YARN is still using resources even though the Spark job that I executed on Amazon EMR from Juypter or Zeppelin has finished executing

Last updated: 2019-08-23

I'm running a Jupyter or Zeppelin notebook on my Amazon EMR cluster. Why does a YARN application keep running even after the Apache Spark job that I submitted from Jupyter or Zeppelin has finished executing?

Short Description

When you run a Spark notebook in Zeppelin or Jupyter, Spark starts an interpreter. The interpreter creates a YARN application, which is the Spark driver that shows up when you list applications. The driver doesn't terminate when you finish executing a job from the notebook. This is by design—the Spark driver stays active so that it can request application containers for on-the-fly code execution. The downside is that the YARN application might be using resources that other jobs need. To resolve this issue, you can manually kill the YARN application. Alternatively, you can set a timeout value that automatically kills the application.


In Zeppelin

Option 1: restart the Spark interpreter

Before you begin, be sure that you have permissions to restart the interpreter in Zeppelin.

1.    Open Zeppelin.

2.    From the drop-down menu next to the user name in the top-left corner, choose Interpreter.

3.    Find the Spark interpreter, and then choose restart. Zeppelin terminates the YARN job when the interpreter restarts.

Option 2: manually kill the YARN job

Before you begin, be sure that you have SSH access to the Amazon EMR cluster and that you have permission to run YARN commands.

Use the -kill command to terminate the application. In the following example, replace application_id with your application ID.

yarn application -kill application_id

Option 3: set an interpreter timeout value

Zeppelin versions 0.8.0 and later (available in Amazon EMR versions 5.18.0 and later) include a lifecycle manager for interpreters. Use the TimeoutLifecycleManager setting to terminate interpreters after a specified idle timeout period:

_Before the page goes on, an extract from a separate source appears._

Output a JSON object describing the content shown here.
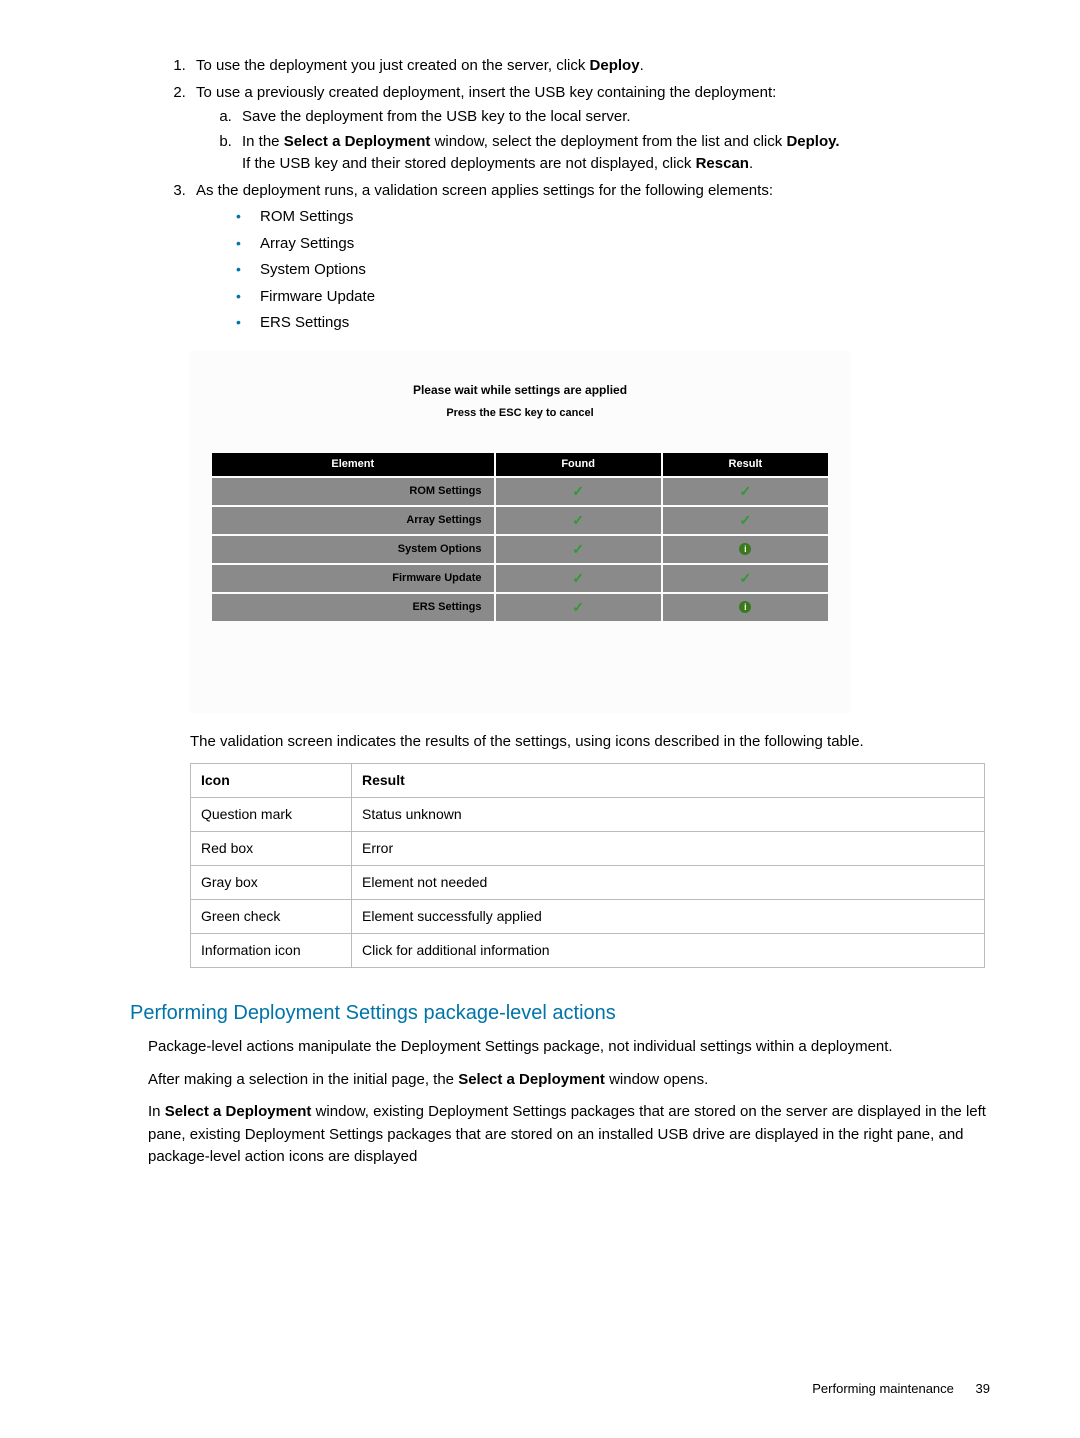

1.    Create a etc/zeppelin/conf/zeppelin-site.xml file with the following content. In this example, the time out is set to 120,000 milliseconds (2 minutes). Choose a timeout value that's appropriate for your environment.

<?xml version="1.0"?>
<?xml-stylesheet type="text/xsl" href="configuration.xsl"?>

  <description>This is the LifecycleManager class for managing the lifecycle of interpreters. The interpreter terminates after the idle timeout period.</description>

  <description>The interval for checking whether the interpreter has timed out, in milliseconds.</description>

  <description>The idle timeout limit, in milliseconds.</description>

2.    Run the following commands to restart Zeppelin:

$ sudo stop zeppelin
$  sudo start zeppelin

In Jupyter

Option 1: manually shut down the notebook

When the code executions are complete, use one of the following methods to kill the kernel in the Jupyter user interface:

  • In the Jupyter notebook interface, open the File menu, and then choose Close and Halt.
  • On the Jupyter dashboard, open the Running tab. Choose Shutdown for the notebook that you want to stop.

Option 2: manually shut down the kernel

From the Jupyter notebook interface, open the Kernel menu, and then choose Shutdown.

Option 3: configure the timeout attribute

If you close the notebook tab or browser window before shutting down the kernel, the YARN job keeps running. To prevent this from happening, configure the NotebookApp.shutdown_no_activity_timeout attribute. This attribute terminates the YARN job after a specified idle timeout period, even if you close the tab or browser window.

To configure the NotebookApp.shutdown_no_activity_timeout attribute:

1.    Open the /etc/jupyter/jupyter_notebook_config.py file on the master node and then add an entry similar to the following. In this example, the timeout attribute is set to 120 seconds. Choose a timeout value that's appropriate for your environment.

c.NotebookApp.shutdown_no_activity_timeout = 120

2.    Run the following commands to restart jupyterhub:

sudo docker stop jupyterhub
sudo docker start jupyterhub